Without the pictures, repeat the listing character for character.

————————

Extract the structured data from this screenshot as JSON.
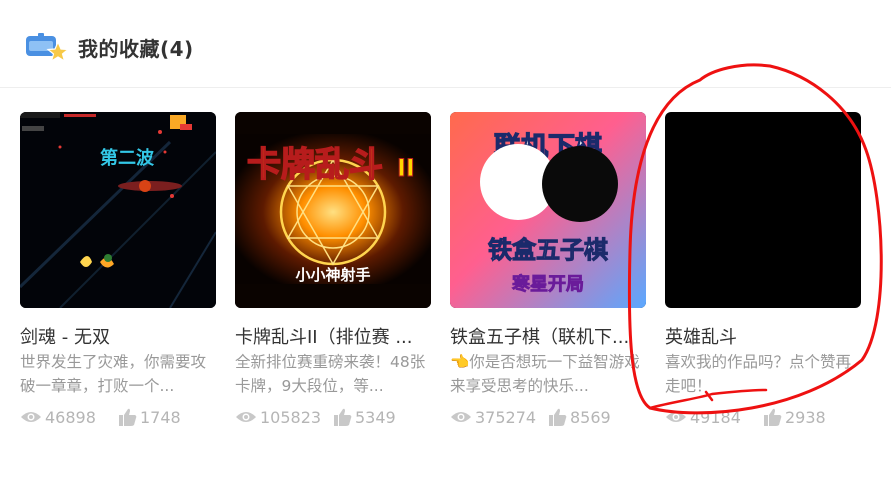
{
  "header": {
    "title": "我的收藏(4)",
    "icon": "favorites-folder-icon"
  },
  "works": [
    {
      "title": "剑魂 - 无双",
      "desc": "世界发生了灾难，你需要攻破一章章，打败一个...",
      "views": "46898",
      "likes": "1748",
      "thumb_text": "第二波"
    },
    {
      "title": "卡牌乱斗II（排位赛 ...",
      "desc": "全新排位赛重磅来袭！48张卡牌，9大段位，等...",
      "views": "105823",
      "likes": "5349",
      "thumb_text": "卡牌乱斗",
      "thumb_sub": "II",
      "thumb_caption": "小小神射手"
    },
    {
      "title": "铁盒五子棋（联机下...",
      "desc": "👈你是否想玩一下益智游戏来享受思考的快乐...",
      "views": "375274",
      "likes": "8569",
      "thumb_text": "联机下棋",
      "thumb_line2": "铁盒五子棋",
      "thumb_line3": "寒星开局"
    },
    {
      "title": "英雄乱斗",
      "desc": "喜欢我的作品吗？点个赞再走吧！",
      "views": "49184",
      "likes": "2938"
    }
  ],
  "colors": {
    "annotation": "#ee1111",
    "stat": "#b5b5b5",
    "accent": "#4a90e2"
  },
  "icons": {
    "views": "eye-icon",
    "likes": "thumbs-up-icon"
  }
}
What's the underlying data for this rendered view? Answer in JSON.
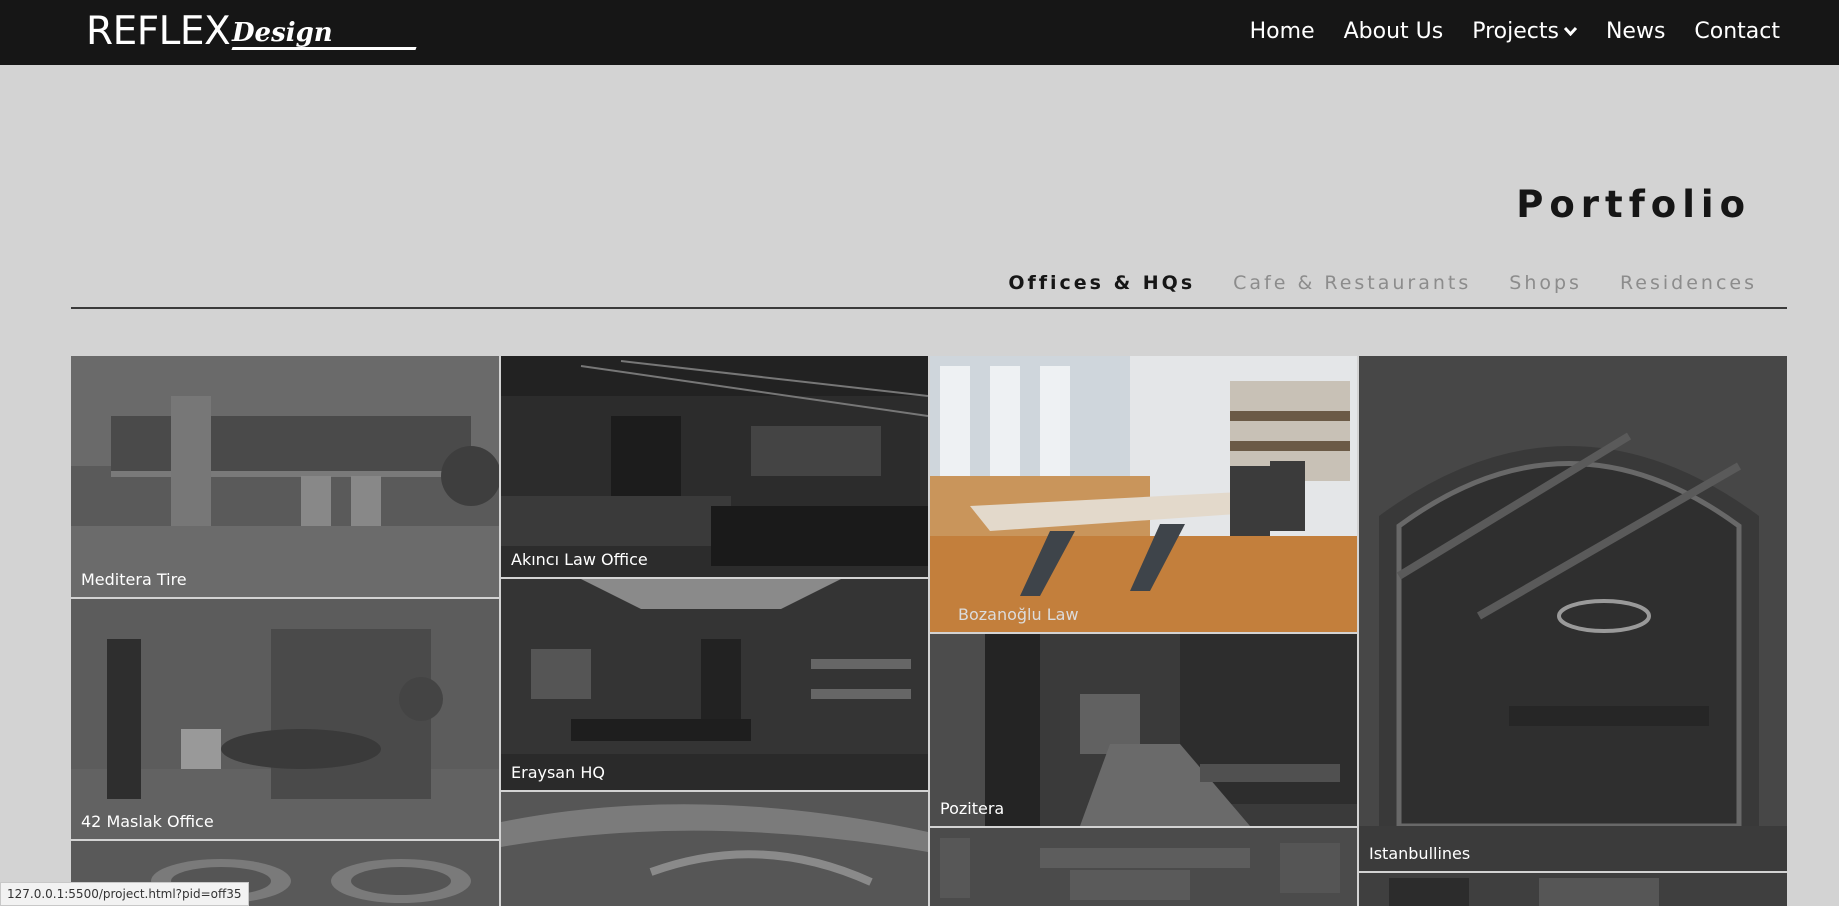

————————

■ RESPONSE TO THE EXERCISE ■
Extract the structured data from this screenshot as JSON.
{
  "header": {
    "title": "我的收藏(4)",
    "icon": "favorites-folder-icon"
  },
  "works": [
    {
      "title": "剑魂 - 无双",
      "desc": "世界发生了灾难，你需要攻破一章章，打败一个...",
      "views": "46898",
      "likes": "1748",
      "thumb_text": "第二波"
    },
    {
      "title": "卡牌乱斗II（排位赛 ...",
      "desc": "全新排位赛重磅来袭！48张卡牌，9大段位，等...",
      "views": "105823",
      "likes": "5349",
      "thumb_text": "卡牌乱斗",
      "thumb_sub": "II",
      "thumb_caption": "小小神射手"
    },
    {
      "title": "铁盒五子棋（联机下...",
      "desc": "👈你是否想玩一下益智游戏来享受思考的快乐...",
      "views": "375274",
      "likes": "8569",
      "thumb_text": "联机下棋",
      "thumb_line2": "铁盒五子棋",
      "thumb_line3": "寒星开局"
    },
    {
      "title": "英雄乱斗",
      "desc": "喜欢我的作品吗？点个赞再走吧！",
      "views": "49184",
      "likes": "2938"
    }
  ],
  "colors": {
    "annotation": "#ee1111",
    "stat": "#b5b5b5",
    "accent": "#4a90e2"
  },
  "icons": {
    "views": "eye-icon",
    "likes": "thumbs-up-icon"
  }
}
What's the underlying data for this rendered view? Answer in JSON.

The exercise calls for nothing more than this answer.